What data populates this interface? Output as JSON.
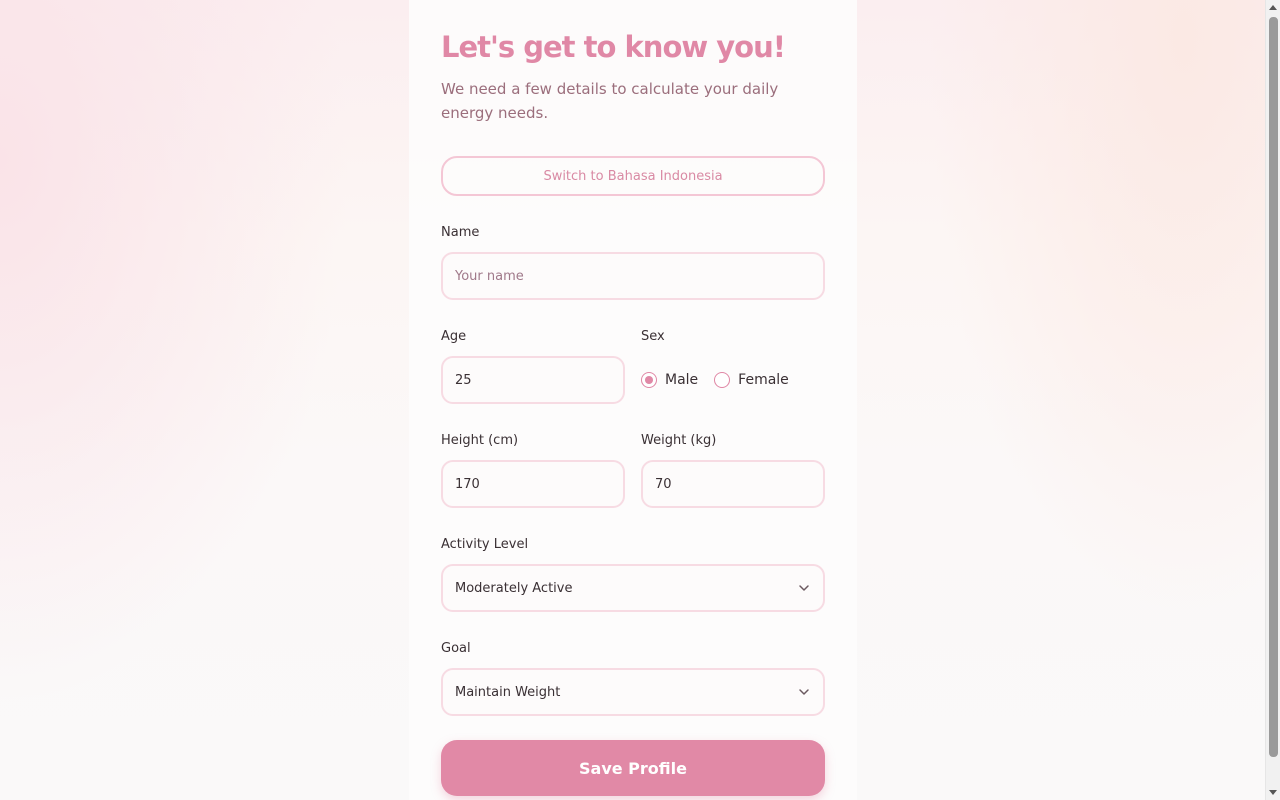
{
  "header": {
    "title": "Let's get to know you!",
    "subtitle": "We need a few details to calculate your daily energy needs."
  },
  "language_toggle": {
    "label": "Switch to Bahasa Indonesia"
  },
  "form": {
    "name": {
      "label": "Name",
      "placeholder": "Your name",
      "value": ""
    },
    "age": {
      "label": "Age",
      "value": "25"
    },
    "sex": {
      "label": "Sex",
      "options": [
        {
          "label": "Male",
          "selected": true
        },
        {
          "label": "Female",
          "selected": false
        }
      ]
    },
    "height": {
      "label": "Height (cm)",
      "value": "170"
    },
    "weight": {
      "label": "Weight (kg)",
      "value": "70"
    },
    "activity": {
      "label": "Activity Level",
      "value": "Moderately Active"
    },
    "goal": {
      "label": "Goal",
      "value": "Maintain Weight"
    },
    "submit_label": "Save Profile"
  },
  "colors": {
    "accent": "#e088a6",
    "button": "#e189a6",
    "border": "#f7dbe3"
  },
  "icons": {
    "select_arrow": "chevron-down-icon"
  }
}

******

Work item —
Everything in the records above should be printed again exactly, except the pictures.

Answer section —
What data populates this interface? Output as JSON.
{
  "header": {
    "title": "Let's get to know you!",
    "subtitle": "We need a few details to calculate your daily energy needs."
  },
  "language_toggle": {
    "label": "Switch to Bahasa Indonesia"
  },
  "form": {
    "name": {
      "label": "Name",
      "placeholder": "Your name",
      "value": ""
    },
    "age": {
      "label": "Age",
      "value": "25"
    },
    "sex": {
      "label": "Sex",
      "options": [
        {
          "label": "Male",
          "selected": true
        },
        {
          "label": "Female",
          "selected": false
        }
      ]
    },
    "height": {
      "label": "Height (cm)",
      "value": "170"
    },
    "weight": {
      "label": "Weight (kg)",
      "value": "70"
    },
    "activity": {
      "label": "Activity Level",
      "value": "Moderately Active"
    },
    "goal": {
      "label": "Goal",
      "value": "Maintain Weight"
    },
    "submit_label": "Save Profile"
  },
  "colors": {
    "accent": "#e088a6",
    "button": "#e189a6",
    "border": "#f7dbe3"
  },
  "icons": {
    "select_arrow": "chevron-down-icon"
  }
}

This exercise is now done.